Work item: Read the lines of the data below and retrieve those with "manager".

Entries supplied:
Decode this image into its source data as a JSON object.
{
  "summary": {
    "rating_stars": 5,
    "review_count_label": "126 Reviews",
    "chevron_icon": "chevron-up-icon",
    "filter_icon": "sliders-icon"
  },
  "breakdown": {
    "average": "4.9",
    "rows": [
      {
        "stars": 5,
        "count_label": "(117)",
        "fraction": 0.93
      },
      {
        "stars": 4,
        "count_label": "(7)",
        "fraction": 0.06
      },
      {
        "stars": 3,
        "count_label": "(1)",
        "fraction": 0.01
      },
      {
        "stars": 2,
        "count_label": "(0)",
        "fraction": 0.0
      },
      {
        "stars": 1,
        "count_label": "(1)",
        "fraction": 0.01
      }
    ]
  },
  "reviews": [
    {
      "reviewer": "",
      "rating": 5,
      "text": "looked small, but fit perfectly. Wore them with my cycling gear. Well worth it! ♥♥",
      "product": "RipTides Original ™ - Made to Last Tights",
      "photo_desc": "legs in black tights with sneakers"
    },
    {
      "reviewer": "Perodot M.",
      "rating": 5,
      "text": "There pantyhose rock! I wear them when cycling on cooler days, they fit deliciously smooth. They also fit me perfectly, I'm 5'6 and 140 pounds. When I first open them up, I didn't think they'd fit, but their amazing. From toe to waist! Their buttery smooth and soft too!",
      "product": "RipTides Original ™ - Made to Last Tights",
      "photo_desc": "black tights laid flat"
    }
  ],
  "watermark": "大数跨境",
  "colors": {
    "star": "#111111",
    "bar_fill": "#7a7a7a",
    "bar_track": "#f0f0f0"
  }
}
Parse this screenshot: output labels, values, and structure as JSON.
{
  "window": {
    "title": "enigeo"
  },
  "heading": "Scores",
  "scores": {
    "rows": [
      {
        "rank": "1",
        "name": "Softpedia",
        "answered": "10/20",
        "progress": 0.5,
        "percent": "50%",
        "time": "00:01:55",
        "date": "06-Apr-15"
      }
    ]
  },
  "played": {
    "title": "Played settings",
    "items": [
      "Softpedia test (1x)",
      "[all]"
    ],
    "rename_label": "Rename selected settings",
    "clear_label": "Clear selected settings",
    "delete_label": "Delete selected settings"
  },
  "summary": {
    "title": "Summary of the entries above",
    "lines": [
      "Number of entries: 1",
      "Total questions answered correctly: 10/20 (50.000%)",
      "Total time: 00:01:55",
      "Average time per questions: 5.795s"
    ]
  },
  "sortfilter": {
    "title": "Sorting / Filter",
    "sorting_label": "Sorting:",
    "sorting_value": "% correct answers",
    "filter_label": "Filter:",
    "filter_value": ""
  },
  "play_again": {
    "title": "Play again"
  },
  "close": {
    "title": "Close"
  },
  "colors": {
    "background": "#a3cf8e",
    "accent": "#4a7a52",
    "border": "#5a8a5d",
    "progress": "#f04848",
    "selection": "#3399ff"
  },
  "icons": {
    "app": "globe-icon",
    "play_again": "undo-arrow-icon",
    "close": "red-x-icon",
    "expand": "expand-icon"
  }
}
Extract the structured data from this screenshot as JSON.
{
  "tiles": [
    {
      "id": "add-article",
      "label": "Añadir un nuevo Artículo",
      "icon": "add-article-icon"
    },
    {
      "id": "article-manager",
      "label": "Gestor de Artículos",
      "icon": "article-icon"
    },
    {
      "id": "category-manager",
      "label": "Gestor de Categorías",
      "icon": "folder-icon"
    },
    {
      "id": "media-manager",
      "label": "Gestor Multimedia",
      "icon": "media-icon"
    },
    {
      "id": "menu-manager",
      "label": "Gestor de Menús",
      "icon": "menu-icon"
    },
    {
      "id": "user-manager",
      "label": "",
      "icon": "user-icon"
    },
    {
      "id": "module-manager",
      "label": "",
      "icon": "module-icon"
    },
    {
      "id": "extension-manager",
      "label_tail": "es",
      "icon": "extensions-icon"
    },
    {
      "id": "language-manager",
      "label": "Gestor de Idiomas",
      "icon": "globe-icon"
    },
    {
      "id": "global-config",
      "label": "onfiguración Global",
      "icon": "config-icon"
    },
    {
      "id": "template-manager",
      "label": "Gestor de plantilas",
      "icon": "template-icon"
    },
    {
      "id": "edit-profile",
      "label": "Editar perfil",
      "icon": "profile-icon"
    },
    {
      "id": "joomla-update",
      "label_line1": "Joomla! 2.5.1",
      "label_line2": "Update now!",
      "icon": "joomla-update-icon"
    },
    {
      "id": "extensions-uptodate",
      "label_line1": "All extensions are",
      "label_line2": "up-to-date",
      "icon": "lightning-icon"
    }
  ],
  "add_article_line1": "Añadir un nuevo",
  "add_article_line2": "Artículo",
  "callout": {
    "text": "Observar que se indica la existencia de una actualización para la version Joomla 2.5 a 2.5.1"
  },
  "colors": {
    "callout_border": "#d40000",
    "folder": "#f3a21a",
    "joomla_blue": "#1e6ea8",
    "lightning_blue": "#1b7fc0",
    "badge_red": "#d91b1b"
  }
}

The answer:
      "id": "article-manager",
      "id": "category-manager",
      "id": "media-manager",
      "id": "menu-manager",
      "id": "user-manager",
      "id": "module-manager",
      "id": "extension-manager",
      "id": "language-manager",
      "id": "template-manager",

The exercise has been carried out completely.